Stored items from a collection
----

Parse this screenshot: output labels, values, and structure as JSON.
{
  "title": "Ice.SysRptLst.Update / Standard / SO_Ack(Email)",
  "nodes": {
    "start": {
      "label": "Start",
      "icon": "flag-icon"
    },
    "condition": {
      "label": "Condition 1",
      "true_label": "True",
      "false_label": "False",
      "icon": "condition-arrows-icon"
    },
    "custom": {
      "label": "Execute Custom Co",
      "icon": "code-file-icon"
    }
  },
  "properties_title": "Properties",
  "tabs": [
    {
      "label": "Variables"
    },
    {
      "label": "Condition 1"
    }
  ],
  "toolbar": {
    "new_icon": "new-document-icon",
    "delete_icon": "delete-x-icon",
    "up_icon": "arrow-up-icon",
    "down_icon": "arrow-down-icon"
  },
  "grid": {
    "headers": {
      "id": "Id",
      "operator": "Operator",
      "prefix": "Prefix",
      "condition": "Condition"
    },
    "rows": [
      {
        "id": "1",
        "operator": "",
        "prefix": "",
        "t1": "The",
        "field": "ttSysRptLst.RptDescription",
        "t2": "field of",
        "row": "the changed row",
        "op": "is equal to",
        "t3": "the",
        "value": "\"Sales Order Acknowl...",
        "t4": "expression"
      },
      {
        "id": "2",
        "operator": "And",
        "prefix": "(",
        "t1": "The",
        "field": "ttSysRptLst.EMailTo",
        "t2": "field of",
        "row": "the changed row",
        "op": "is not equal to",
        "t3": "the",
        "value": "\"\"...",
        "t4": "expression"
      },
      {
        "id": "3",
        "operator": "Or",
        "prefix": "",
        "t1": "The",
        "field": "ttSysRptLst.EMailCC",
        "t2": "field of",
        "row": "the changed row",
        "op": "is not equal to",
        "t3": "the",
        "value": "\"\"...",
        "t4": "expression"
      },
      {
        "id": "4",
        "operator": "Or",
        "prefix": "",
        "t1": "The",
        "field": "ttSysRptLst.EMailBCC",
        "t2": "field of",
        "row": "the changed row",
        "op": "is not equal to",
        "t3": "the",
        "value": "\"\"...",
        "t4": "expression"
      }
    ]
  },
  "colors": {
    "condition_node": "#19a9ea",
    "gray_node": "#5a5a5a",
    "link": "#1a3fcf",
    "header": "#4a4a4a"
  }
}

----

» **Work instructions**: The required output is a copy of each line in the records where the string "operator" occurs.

» **Exercise answer**:
      "operator": "Operator",
        "operator": "",
        "operator": "And",
        "operator": "Or",
        "operator": "Or",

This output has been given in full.